Ship Grounding | Puerto Rico | June 2012

What Happened?

On June 21, 2012, the small freighter M/V Jireh ran aground on Mona Island, Puerto Rico. The island is uninhabited and designated as an ecological reserve. After removing most of the fuel onboard, the U.S. Coast Guard determined that the vessel needed to be removed because the vessel and remaining fuel onboard threatened the surrounding environment. The M/V Jireh was cut into sections and removed piece by piece. Salvage operations lasted several months, and the last piece of the vessel was removed in October, 2012.
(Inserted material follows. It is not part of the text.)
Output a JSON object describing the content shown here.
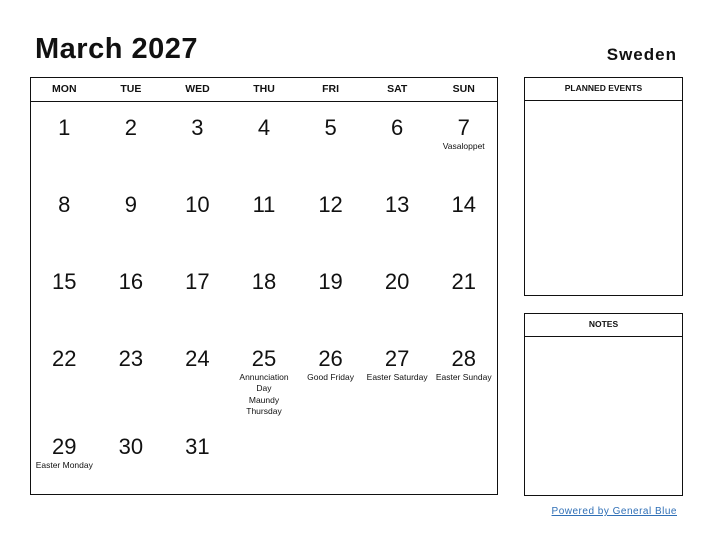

NOAA worked with other trusteesGovernment officials acting on behalf of the public when there is injury to, destruction of, loss of, or threat to natural resources. to minimize additional injuries during the removal. We also assessed impacts to corals at the site of the grounding. Approximately 1,000 corals were removed during the response to prevent damage from anchors and cables. An additional 900 corals that were damaged during the response were reattached after the vessel was removed.

What Were the Impacts?

The majority of injuries to the reef environment were caused by the anchors and cables used during salvage operations. Several species of coral were impacted, including five listed as threatened under the Endangered Species Act.

What’s Happening Now?

NOAA continues to monitor the survival of the reattached corals.

Response barges are anchored near the M/V Jireh. (USCG)
Response barges are anchored near the M/V Jireh. (USCG)

“Cooperation with other agencies and continued monitoring of the site helps protect the threatened coral species that are essential to these sensitive ecosystems.”

Sean Griffin
NOAA Coral Reef Restoration Ecologist


Tom Moore
NOAA Restoration Center
St. Petersburg, FL
(727) 551-5716

Last updated August 20, 2020